MATERIAL PROVIDED section start

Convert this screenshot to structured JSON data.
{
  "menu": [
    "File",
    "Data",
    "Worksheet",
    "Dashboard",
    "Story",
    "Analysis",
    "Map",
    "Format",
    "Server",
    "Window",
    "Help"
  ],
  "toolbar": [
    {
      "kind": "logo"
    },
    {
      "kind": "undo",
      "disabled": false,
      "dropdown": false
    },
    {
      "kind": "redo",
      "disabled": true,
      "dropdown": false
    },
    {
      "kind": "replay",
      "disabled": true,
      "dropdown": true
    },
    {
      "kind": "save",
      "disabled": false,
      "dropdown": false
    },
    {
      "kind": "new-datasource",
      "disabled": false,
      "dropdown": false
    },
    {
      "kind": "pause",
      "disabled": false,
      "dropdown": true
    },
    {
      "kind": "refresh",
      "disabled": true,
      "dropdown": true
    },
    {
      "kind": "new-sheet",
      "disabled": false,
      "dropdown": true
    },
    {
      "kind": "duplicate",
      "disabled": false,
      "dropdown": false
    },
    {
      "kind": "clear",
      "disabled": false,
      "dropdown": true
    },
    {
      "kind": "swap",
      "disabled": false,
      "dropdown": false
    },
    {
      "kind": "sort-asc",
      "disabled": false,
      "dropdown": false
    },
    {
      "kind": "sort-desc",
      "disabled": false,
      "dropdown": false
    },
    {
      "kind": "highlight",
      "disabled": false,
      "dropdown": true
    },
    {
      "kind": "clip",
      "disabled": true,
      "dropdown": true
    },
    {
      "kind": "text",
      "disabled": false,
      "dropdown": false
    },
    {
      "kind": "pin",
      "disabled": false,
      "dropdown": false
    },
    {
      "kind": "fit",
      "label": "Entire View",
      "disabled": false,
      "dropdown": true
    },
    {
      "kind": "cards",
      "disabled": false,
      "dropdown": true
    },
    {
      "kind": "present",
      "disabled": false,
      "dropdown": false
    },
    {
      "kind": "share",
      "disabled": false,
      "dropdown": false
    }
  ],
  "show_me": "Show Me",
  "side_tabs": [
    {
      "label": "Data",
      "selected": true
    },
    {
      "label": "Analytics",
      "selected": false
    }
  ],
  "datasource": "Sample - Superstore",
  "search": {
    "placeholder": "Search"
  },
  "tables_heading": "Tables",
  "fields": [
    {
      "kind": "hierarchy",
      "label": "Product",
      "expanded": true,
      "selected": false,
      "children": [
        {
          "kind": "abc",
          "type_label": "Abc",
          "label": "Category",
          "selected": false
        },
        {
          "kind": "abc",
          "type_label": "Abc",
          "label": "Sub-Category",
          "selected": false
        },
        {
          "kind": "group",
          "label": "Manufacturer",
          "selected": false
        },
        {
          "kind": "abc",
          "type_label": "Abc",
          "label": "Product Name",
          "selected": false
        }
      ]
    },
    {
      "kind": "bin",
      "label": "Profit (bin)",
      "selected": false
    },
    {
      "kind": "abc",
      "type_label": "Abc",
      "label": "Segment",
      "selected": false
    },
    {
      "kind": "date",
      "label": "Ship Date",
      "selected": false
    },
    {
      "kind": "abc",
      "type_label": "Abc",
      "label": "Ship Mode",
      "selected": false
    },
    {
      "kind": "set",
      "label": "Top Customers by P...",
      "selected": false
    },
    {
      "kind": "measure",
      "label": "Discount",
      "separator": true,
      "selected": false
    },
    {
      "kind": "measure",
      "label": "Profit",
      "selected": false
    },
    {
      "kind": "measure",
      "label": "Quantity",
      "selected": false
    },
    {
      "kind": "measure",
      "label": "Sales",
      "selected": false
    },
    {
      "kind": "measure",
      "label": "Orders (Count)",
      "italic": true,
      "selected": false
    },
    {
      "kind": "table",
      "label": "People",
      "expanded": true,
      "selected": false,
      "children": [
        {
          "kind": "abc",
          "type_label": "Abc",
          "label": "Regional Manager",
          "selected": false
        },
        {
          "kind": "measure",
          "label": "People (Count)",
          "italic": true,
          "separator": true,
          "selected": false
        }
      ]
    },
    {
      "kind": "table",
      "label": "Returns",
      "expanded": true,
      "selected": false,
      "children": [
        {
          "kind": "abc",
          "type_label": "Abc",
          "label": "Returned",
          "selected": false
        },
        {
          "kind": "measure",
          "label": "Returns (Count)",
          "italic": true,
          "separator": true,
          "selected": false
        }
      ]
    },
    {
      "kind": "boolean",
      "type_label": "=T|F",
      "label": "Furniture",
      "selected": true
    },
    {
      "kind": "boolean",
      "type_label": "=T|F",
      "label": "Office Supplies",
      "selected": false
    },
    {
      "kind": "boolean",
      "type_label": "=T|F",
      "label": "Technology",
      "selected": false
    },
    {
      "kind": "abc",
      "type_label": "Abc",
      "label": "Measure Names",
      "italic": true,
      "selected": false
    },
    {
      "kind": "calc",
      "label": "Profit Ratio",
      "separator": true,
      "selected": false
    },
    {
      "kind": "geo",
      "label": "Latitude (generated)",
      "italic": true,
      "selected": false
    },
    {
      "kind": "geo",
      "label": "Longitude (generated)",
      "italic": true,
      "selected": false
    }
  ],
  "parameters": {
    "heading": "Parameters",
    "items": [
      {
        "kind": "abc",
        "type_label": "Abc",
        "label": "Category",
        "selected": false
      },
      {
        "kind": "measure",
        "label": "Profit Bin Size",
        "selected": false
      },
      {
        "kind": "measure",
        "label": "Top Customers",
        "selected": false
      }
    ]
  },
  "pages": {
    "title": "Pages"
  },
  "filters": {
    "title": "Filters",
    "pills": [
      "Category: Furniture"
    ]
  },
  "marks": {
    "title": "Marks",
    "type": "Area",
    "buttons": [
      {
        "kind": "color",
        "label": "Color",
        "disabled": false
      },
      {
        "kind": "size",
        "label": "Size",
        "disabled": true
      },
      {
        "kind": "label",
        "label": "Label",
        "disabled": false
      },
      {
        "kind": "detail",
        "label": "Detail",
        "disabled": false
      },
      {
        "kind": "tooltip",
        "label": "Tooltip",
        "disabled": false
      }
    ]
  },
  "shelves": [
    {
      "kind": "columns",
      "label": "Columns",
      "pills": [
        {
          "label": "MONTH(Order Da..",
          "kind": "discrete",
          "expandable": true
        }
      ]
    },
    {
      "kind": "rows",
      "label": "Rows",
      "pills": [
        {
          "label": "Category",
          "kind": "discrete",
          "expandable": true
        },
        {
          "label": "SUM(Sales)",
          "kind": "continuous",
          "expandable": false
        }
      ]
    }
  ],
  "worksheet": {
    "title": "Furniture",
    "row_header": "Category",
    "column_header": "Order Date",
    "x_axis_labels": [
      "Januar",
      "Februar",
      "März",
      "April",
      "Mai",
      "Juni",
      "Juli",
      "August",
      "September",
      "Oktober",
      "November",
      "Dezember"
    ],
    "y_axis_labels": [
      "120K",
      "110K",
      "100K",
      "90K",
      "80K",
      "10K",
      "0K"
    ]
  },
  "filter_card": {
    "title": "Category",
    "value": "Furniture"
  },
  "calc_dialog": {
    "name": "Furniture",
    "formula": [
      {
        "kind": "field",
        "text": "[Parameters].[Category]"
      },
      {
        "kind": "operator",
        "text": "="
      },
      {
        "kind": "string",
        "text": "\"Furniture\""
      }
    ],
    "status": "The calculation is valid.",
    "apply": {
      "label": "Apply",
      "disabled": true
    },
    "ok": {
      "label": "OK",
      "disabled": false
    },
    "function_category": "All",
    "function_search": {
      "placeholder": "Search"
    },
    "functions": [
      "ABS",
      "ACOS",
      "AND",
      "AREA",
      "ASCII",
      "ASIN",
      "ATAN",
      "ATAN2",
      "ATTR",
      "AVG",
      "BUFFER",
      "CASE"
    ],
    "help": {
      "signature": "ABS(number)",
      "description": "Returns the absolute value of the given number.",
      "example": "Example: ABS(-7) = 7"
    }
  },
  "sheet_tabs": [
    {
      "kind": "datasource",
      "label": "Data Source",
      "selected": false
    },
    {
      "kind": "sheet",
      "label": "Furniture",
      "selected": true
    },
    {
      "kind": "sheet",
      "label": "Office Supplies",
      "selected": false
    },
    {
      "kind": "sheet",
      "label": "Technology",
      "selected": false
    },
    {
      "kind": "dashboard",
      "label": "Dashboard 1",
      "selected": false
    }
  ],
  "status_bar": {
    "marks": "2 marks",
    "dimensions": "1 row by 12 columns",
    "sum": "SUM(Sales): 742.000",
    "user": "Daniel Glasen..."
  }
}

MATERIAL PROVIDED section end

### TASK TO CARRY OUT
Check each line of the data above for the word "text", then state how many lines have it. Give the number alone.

### EXERCISE RESPONSE
4